-- Material for this task --
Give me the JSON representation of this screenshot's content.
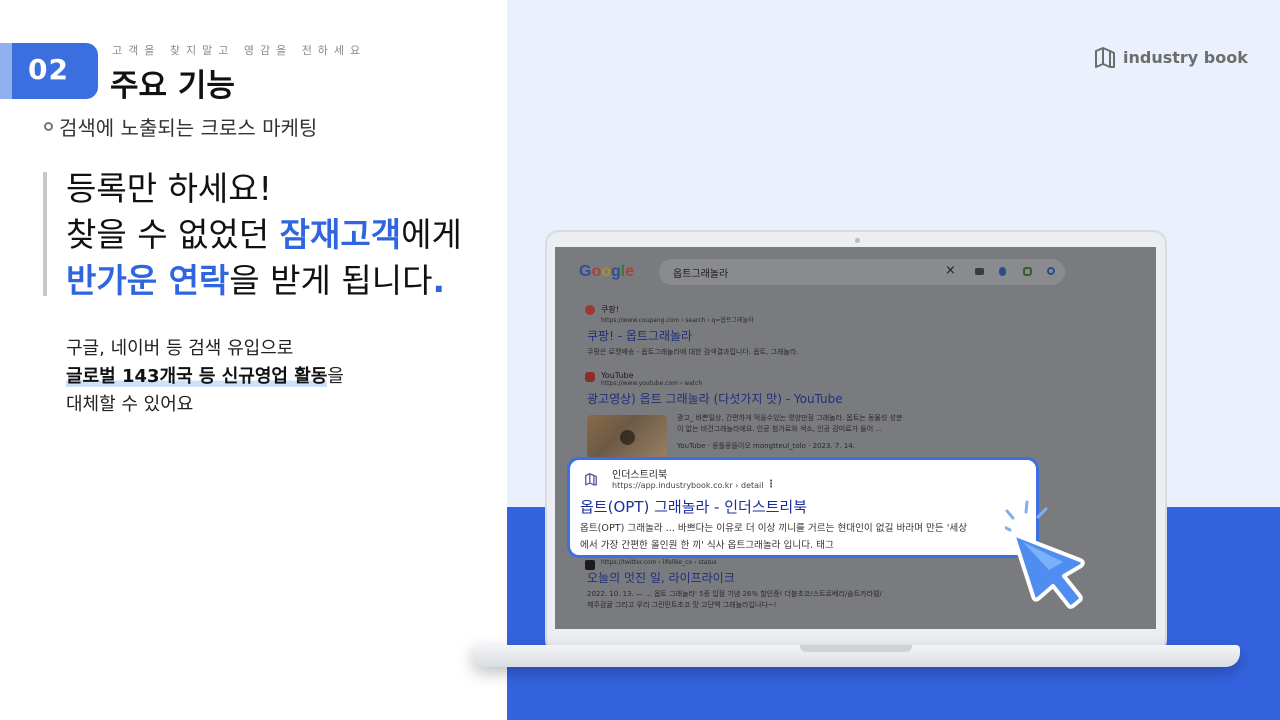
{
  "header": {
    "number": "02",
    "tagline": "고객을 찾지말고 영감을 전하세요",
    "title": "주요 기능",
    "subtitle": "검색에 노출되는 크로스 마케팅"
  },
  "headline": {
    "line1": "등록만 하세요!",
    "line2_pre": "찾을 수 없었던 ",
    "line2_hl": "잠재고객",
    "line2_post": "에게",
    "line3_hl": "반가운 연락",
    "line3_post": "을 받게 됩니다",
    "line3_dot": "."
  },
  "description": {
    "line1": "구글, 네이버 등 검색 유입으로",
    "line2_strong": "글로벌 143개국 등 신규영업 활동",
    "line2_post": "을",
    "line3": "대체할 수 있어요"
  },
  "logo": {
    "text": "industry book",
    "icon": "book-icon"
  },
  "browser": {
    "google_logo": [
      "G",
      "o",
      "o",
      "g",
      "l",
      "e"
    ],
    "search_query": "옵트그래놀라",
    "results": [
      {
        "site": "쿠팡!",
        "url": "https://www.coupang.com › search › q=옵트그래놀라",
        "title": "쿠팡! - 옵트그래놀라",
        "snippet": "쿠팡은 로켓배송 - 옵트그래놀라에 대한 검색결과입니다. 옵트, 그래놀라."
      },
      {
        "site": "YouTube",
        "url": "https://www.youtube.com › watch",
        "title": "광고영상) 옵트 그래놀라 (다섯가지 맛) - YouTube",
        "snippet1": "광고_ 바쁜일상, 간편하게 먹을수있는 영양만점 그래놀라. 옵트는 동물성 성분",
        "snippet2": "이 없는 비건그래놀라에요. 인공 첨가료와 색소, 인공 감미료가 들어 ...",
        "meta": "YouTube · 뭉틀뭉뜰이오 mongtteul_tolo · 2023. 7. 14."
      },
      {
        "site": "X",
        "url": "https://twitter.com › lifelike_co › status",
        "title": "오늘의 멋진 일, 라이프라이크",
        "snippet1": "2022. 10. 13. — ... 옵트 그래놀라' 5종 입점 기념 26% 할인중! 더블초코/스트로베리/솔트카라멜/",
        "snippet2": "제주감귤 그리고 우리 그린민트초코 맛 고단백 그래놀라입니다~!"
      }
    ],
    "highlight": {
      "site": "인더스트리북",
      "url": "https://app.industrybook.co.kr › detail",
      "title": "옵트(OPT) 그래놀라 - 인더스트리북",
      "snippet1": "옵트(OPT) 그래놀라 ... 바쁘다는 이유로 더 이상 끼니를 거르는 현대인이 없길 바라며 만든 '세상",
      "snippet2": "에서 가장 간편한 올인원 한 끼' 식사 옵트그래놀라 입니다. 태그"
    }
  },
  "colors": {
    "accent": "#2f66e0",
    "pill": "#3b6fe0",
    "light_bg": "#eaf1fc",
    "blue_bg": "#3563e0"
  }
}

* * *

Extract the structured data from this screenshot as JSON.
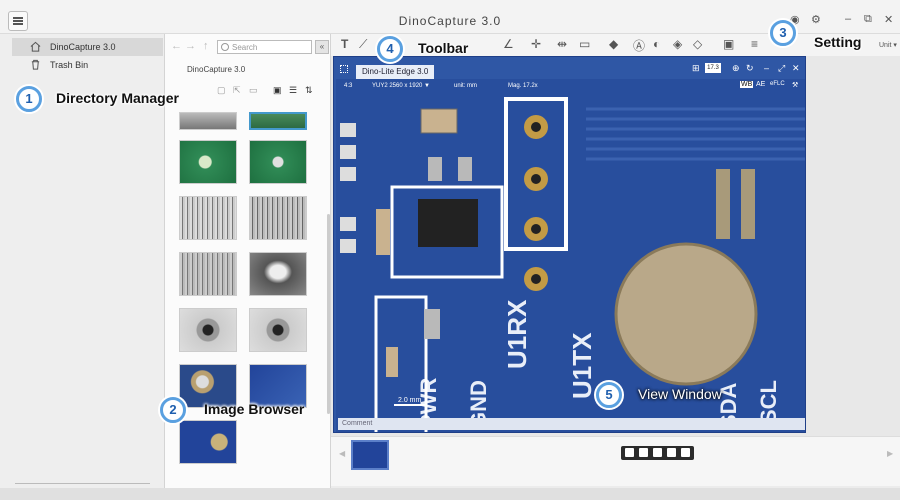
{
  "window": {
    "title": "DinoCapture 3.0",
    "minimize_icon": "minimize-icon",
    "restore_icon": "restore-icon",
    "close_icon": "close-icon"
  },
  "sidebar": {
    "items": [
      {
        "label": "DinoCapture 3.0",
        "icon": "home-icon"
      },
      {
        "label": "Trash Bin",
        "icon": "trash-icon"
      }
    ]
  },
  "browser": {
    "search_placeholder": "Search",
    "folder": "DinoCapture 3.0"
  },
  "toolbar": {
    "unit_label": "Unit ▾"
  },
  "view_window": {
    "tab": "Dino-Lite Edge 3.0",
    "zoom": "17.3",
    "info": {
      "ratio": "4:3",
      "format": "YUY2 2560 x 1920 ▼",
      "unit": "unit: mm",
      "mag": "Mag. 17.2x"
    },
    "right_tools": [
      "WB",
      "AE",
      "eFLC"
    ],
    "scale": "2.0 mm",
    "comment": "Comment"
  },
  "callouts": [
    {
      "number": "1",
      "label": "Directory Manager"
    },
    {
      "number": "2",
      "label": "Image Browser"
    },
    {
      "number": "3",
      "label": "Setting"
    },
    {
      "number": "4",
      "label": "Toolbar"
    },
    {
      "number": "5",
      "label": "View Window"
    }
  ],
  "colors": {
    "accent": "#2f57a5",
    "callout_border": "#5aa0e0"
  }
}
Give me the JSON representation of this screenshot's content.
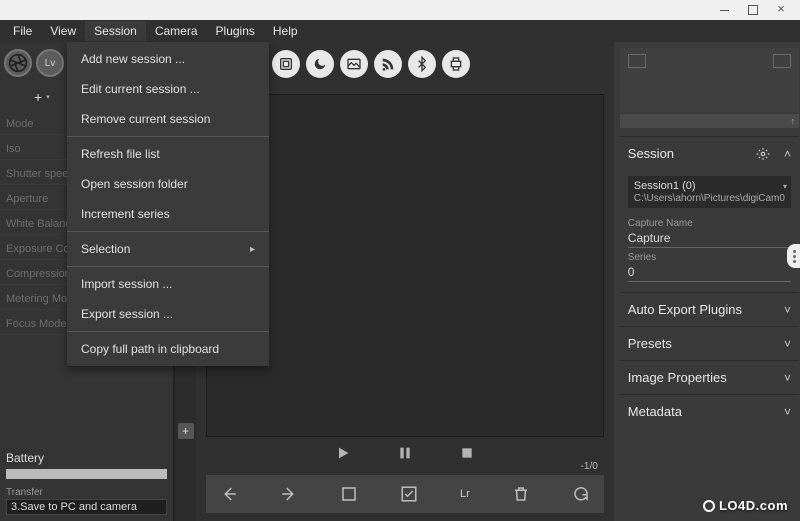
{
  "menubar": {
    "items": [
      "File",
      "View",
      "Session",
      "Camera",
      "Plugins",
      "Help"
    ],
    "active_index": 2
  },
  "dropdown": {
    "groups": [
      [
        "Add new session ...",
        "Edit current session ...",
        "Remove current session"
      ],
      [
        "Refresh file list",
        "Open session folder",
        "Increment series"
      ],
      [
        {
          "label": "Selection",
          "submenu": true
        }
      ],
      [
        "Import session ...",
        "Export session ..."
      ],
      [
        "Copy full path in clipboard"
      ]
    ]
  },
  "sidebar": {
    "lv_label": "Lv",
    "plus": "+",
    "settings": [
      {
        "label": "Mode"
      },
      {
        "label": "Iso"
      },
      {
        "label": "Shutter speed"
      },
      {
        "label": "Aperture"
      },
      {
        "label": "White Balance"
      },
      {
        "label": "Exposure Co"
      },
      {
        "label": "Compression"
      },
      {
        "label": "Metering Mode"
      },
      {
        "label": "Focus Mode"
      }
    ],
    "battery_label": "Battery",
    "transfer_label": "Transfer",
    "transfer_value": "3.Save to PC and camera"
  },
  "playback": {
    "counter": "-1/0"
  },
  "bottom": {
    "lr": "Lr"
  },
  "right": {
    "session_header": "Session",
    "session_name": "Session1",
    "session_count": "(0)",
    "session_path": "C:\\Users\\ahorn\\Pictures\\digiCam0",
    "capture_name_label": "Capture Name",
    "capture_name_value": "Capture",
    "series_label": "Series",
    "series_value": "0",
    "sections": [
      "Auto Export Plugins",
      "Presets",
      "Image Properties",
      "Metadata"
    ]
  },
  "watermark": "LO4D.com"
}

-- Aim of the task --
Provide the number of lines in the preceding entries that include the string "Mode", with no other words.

-- Response --
3